> **TASK BRIEF**
Exactly as they stand, write out all of the entries again.

(Website and app data records)

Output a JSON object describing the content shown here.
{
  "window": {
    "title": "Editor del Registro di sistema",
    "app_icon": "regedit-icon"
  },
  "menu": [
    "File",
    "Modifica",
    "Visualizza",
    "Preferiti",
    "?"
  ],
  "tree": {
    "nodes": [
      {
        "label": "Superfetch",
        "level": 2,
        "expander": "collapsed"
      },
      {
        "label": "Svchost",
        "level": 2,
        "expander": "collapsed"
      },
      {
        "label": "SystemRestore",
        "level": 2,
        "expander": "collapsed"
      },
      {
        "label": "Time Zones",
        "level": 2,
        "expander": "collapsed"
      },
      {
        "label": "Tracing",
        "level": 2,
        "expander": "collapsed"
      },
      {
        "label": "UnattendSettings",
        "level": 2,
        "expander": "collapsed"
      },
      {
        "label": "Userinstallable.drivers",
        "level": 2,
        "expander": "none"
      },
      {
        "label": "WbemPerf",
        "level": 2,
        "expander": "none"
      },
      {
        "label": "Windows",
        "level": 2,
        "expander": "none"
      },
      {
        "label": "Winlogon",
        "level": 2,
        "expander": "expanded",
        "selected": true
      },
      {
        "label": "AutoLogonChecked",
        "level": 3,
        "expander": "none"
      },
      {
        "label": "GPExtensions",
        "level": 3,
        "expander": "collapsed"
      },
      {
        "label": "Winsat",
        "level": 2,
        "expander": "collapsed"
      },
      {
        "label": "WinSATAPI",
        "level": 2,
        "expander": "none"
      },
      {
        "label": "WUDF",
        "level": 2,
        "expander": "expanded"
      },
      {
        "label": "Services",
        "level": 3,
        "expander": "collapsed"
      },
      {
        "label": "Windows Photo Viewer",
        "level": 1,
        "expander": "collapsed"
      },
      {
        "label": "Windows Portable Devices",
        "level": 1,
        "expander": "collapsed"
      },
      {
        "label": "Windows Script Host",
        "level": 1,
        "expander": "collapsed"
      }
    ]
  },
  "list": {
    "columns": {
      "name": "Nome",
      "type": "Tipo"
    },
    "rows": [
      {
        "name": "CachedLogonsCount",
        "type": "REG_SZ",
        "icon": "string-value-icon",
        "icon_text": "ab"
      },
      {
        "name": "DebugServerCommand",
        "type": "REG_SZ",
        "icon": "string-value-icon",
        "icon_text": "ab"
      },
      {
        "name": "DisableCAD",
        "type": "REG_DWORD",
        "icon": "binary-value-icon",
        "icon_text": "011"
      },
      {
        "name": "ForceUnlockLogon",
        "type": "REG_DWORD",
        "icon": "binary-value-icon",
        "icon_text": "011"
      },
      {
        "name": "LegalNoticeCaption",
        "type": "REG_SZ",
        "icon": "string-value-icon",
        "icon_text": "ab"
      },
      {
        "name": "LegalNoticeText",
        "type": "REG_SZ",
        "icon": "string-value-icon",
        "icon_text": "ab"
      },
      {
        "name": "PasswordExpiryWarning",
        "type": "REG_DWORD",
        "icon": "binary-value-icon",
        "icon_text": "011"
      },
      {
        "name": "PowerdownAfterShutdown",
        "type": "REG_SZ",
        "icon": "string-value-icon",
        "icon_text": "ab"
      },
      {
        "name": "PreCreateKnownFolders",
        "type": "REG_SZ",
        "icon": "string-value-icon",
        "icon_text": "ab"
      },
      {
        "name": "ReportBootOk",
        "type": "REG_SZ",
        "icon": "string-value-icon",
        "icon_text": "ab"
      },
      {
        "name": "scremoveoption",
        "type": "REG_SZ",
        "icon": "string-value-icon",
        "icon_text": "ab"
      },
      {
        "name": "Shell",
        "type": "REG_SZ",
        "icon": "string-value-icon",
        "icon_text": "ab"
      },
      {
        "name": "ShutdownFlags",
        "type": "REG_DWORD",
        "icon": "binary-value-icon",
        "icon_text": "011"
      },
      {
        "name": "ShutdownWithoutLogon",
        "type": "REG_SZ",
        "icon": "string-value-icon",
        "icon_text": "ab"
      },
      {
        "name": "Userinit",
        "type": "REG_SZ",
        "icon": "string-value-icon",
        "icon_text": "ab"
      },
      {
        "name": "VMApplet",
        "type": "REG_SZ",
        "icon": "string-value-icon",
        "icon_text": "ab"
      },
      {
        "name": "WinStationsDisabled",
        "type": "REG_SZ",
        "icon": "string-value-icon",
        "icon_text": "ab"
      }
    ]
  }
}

> **OUTPUT**
Output a JSON object describing the content shown here.
{
  "window": {
    "title": "Editor del Registro di sistema",
    "app_icon": "regedit-icon"
  },
  "menu": [
    "File",
    "Modifica",
    "Visualizza",
    "Preferiti",
    "?"
  ],
  "tree": {
    "nodes": [
      {
        "label": "Superfetch",
        "level": 2,
        "expander": "collapsed"
      },
      {
        "label": "Svchost",
        "level": 2,
        "expander": "collapsed"
      },
      {
        "label": "SystemRestore",
        "level": 2,
        "expander": "collapsed"
      },
      {
        "label": "Time Zones",
        "level": 2,
        "expander": "collapsed"
      },
      {
        "label": "Tracing",
        "level": 2,
        "expander": "collapsed"
      },
      {
        "label": "UnattendSettings",
        "level": 2,
        "expander": "collapsed"
      },
      {
        "label": "Userinstallable.drivers",
        "level": 2,
        "expander": "none"
      },
      {
        "label": "WbemPerf",
        "level": 2,
        "expander": "none"
      },
      {
        "label": "Windows",
        "level": 2,
        "expander": "none"
      },
      {
        "label": "Winlogon",
        "level": 2,
        "expander": "expanded",
        "selected": true
      },
      {
        "label": "AutoLogonChecked",
        "level": 3,
        "expander": "none"
      },
      {
        "label": "GPExtensions",
        "level": 3,
        "expander": "collapsed"
      },
      {
        "label": "Winsat",
        "level": 2,
        "expander": "collapsed"
      },
      {
        "label": "WinSATAPI",
        "level": 2,
        "expander": "none"
      },
      {
        "label": "WUDF",
        "level": 2,
        "expander": "expanded"
      },
      {
        "label": "Services",
        "level": 3,
        "expander": "collapsed"
      },
      {
        "label": "Windows Photo Viewer",
        "level": 1,
        "expander": "collapsed"
      },
      {
        "label": "Windows Portable Devices",
        "level": 1,
        "expander": "collapsed"
      },
      {
        "label": "Windows Script Host",
        "level": 1,
        "expander": "collapsed"
      }
    ]
  },
  "list": {
    "columns": {
      "name": "Nome",
      "type": "Tipo"
    },
    "rows": [
      {
        "name": "CachedLogonsCount",
        "type": "REG_SZ",
        "icon": "string-value-icon",
        "icon_text": "ab"
      },
      {
        "name": "DebugServerCommand",
        "type": "REG_SZ",
        "icon": "string-value-icon",
        "icon_text": "ab"
      },
      {
        "name": "DisableCAD",
        "type": "REG_DWORD",
        "icon": "binary-value-icon",
        "icon_text": "011"
      },
      {
        "name": "ForceUnlockLogon",
        "type": "REG_DWORD",
        "icon": "binary-value-icon",
        "icon_text": "011"
      },
      {
        "name": "LegalNoticeCaption",
        "type": "REG_SZ",
        "icon": "string-value-icon",
        "icon_text": "ab"
      },
      {
        "name": "LegalNoticeText",
        "type": "REG_SZ",
        "icon": "string-value-icon",
        "icon_text": "ab"
      },
      {
        "name": "PasswordExpiryWarning",
        "type": "REG_DWORD",
        "icon": "binary-value-icon",
        "icon_text": "011"
      },
      {
        "name": "PowerdownAfterShutdown",
        "type": "REG_SZ",
        "icon": "string-value-icon",
        "icon_text": "ab"
      },
      {
        "name": "PreCreateKnownFolders",
        "type": "REG_SZ",
        "icon": "string-value-icon",
        "icon_text": "ab"
      },
      {
        "name": "ReportBootOk",
        "type": "REG_SZ",
        "icon": "string-value-icon",
        "icon_text": "ab"
      },
      {
        "name": "scremoveoption",
        "type": "REG_SZ",
        "icon": "string-value-icon",
        "icon_text": "ab"
      },
      {
        "name": "Shell",
        "type": "REG_SZ",
        "icon": "string-value-icon",
        "icon_text": "ab"
      },
      {
        "name": "ShutdownFlags",
        "type": "REG_DWORD",
        "icon": "binary-value-icon",
        "icon_text": "011"
      },
      {
        "name": "ShutdownWithoutLogon",
        "type": "REG_SZ",
        "icon": "string-value-icon",
        "icon_text": "ab"
      },
      {
        "name": "Userinit",
        "type": "REG_SZ",
        "icon": "string-value-icon",
        "icon_text": "ab"
      },
      {
        "name": "VMApplet",
        "type": "REG_SZ",
        "icon": "string-value-icon",
        "icon_text": "ab"
      },
      {
        "name": "WinStationsDisabled",
        "type": "REG_SZ",
        "icon": "string-value-icon",
        "icon_text": "ab"
      }
    ]
  }
}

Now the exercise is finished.